Not coming soon to a television channel near you

I’m going to the polls today holding my nose. After enduring months of attack ads on television and dozens of daily calls to my home phone (thank God for caller ID), it’s impossible to muster any enthusiasm or respect for either candidate for governor, or for anyone else.

Is this the best that today’s persuasive communication can do? Billions of dollars and presumably some of the brightest minds in the business fail to produce a spark of intelligence or positivity. Our political process has devolved: through a process of survival of the nastiest, we’ve gone from the Federalist Papers and the Lincoln Douglas debates to name-calling on TV.

The scary thing is that they tell us they do this because it works. That’s scary because of what it says about us, the voters, more than what it says about them. Are we so shallow that we are susceptible to such superficial arguments? Are we so selfish that we will sell our vote for one narrow interest? Are we so distracted that we can only pay attention for thirty seconds at a time? Have we lost the skills to listen to carefully considered arguments, weigh the evidence, and form reasonable conclusions?

We complain about politicians all the time, but maybe we’re getting exactly what we deserve.


November 3rd, 2014

One of the more gratifying aspects of my job is hearing from former students about how they have used what they have learned, and—even better—how they have been inspired to learn more and improve on their own. So it really made my day recently when David Cheng, Director of Engineering at Qualcomm in Shanghai, wrote to tell me about the progress he has been making in Toastmasters; so much so, that I asked him to write a guest post. I hope David’s post will in turn inspire others to challenge themselves to become better and more confident speakers:

I have always had the problem of speaking on the stage. Off the stage, I could talk easily even with a group of strangers. I didn’t realize the seriousness of this problem until I took Jack’s presentation class. The last task for the training was to prepare a speech to the executives. I picked a topic that I was very familiar with. I thought the 5 minute speech wasn’t going to be too hard.

Surprise! My mind blanked out when I was up there!! At the end of the class, I asked Jack how I could resolve this. He suggested the Toastmasters International. I decided to give it a try.

After surveying a number of clubs, I picked a conveniently located corporate club. The friendly setting really helped to ease the nervousness. However, I still had the problem of speaking out on the stage. It wasn’t until my 8th project in which I partnered with another Toastmaster that I felt like I wasn’t speaking on the stage.

I also didn’t script the talk, but only remembered the key points. From this, I learned that too much pressure and too much worry about being “correct” caused a commotion in my head that I forgot what to say.

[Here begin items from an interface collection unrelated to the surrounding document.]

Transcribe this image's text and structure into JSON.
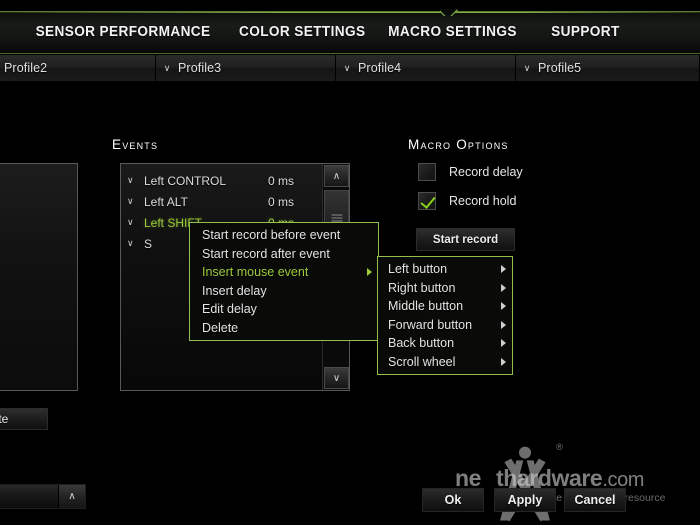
{
  "tabs": [
    {
      "id": "sensor-performance",
      "label": "SENSOR PERFORMANCE",
      "active": false
    },
    {
      "id": "color-settings",
      "label": "COLOR SETTINGS",
      "active": false
    },
    {
      "id": "macro-settings",
      "label": "MACRO SETTINGS",
      "active": true
    },
    {
      "id": "support",
      "label": "SUPPORT",
      "active": false
    }
  ],
  "profiles": [
    {
      "label": "Profile2",
      "chevron": ""
    },
    {
      "label": "Profile3",
      "chevron": "∨"
    },
    {
      "label": "Profile4",
      "chevron": "∨"
    },
    {
      "label": "Profile5",
      "chevron": "∨"
    }
  ],
  "events_section": {
    "heading": "Events",
    "rows": [
      {
        "chevron": "∨",
        "name": "Left CONTROL",
        "delay": "0 ms",
        "selected": false
      },
      {
        "chevron": "∨",
        "name": "Left ALT",
        "delay": "0 ms",
        "selected": false
      },
      {
        "chevron": "∨",
        "name": "Left SHIFT",
        "delay": "0 ms",
        "selected": true
      },
      {
        "chevron": "∨",
        "name": "S",
        "delay": "",
        "selected": false
      }
    ],
    "scroll_up": "∧",
    "scroll_down": "∨"
  },
  "macro_options": {
    "heading": "Macro Options",
    "record_delay": {
      "label": "Record delay",
      "checked": false
    },
    "record_hold": {
      "label": "Record hold",
      "checked": true
    },
    "start_record_label": "Start record"
  },
  "context_menu": {
    "items": [
      {
        "label": "Start record before event",
        "highlighted": false,
        "has_submenu": false
      },
      {
        "label": "Start record after event",
        "highlighted": false,
        "has_submenu": false
      },
      {
        "label": "Insert mouse event",
        "highlighted": true,
        "has_submenu": true
      },
      {
        "label": "Insert delay",
        "highlighted": false,
        "has_submenu": false
      },
      {
        "label": "Edit delay",
        "highlighted": false,
        "has_submenu": false
      },
      {
        "label": "Delete",
        "highlighted": false,
        "has_submenu": false
      }
    ]
  },
  "mouse_submenu": {
    "items": [
      {
        "label": "Left button",
        "has_submenu": true
      },
      {
        "label": "Right button",
        "has_submenu": true
      },
      {
        "label": "Middle button",
        "has_submenu": true
      },
      {
        "label": "Forward button",
        "has_submenu": true
      },
      {
        "label": "Back button",
        "has_submenu": true
      },
      {
        "label": "Scroll wheel",
        "has_submenu": true
      }
    ]
  },
  "left_panel": {
    "delete_button_label": "ete",
    "combo_chevron": "∧"
  },
  "footer": {
    "ok_label": "Ok",
    "apply_label": "Apply",
    "cancel_label": "Cancel"
  },
  "watermark": {
    "text_before": "ne",
    "text_after": "thardware",
    "dotcom": ".com",
    "tagline": "your ultimate professional resource"
  },
  "colors": {
    "accent_green": "#9ccc3a",
    "border_green": "#93bf4e",
    "check_green": "#86d019",
    "background": "#000000",
    "panel_border": "#585858",
    "text_primary": "#e6e6e6"
  }
}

In addition, I also found the evaluation role that Toastmasters program was very beneficial to mitigate my problem. It reminded me of Jack’s Precision Questioning class I took some time ago. Picking the good points and bad points of other’s speech required critical thinking. The exercise helped when I did my own speech. It was like reading vs proof-reading. When one presented, everything seemed logical to the speaker but that might not be what the audience perceived. Only when one heightened self-awareness and listened to oneself while speaking would the person be able to refine his or her talk through rehearsal. Being an evaluator helps developing that skill. This is the part that I am working on now.

Eventually, I hope to answer table topic questions with ease. The impromptu speech is very demanding. It requires one to think on his or her feet, organizing what he or she wants to say with supporting material on the spot. It all comes down to practice and preparedness. I have asked many fellow Toastmasters how they do the table topic so well. In fact, they thought about what could be asked before the meeting. Practice does make perfect.

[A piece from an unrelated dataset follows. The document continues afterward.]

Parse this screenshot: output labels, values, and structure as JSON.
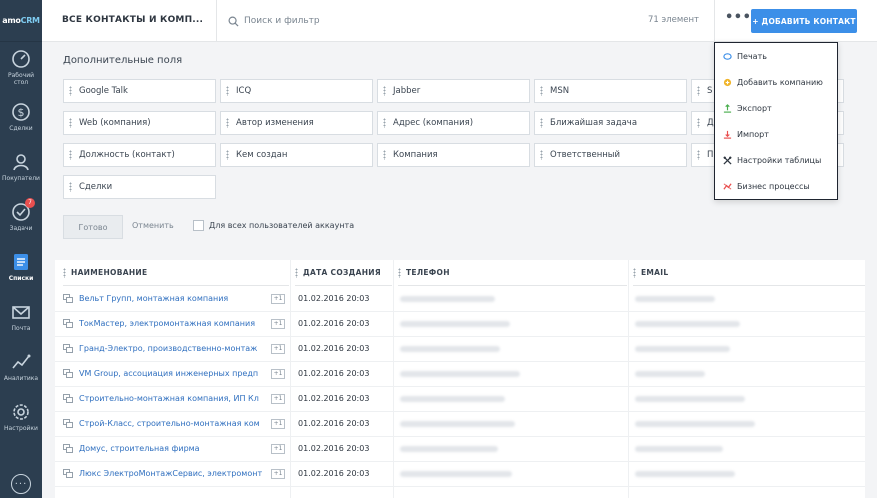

All in all, the whole experience improves my technical skill, personality and point of view. I am a better speaker and thinker, more affable and articulate, and view things with wider mind. I have to thank Jack and the Toastmasters. More to Jack because without his encouragement and trainings, I would not be a successful Toastmaster.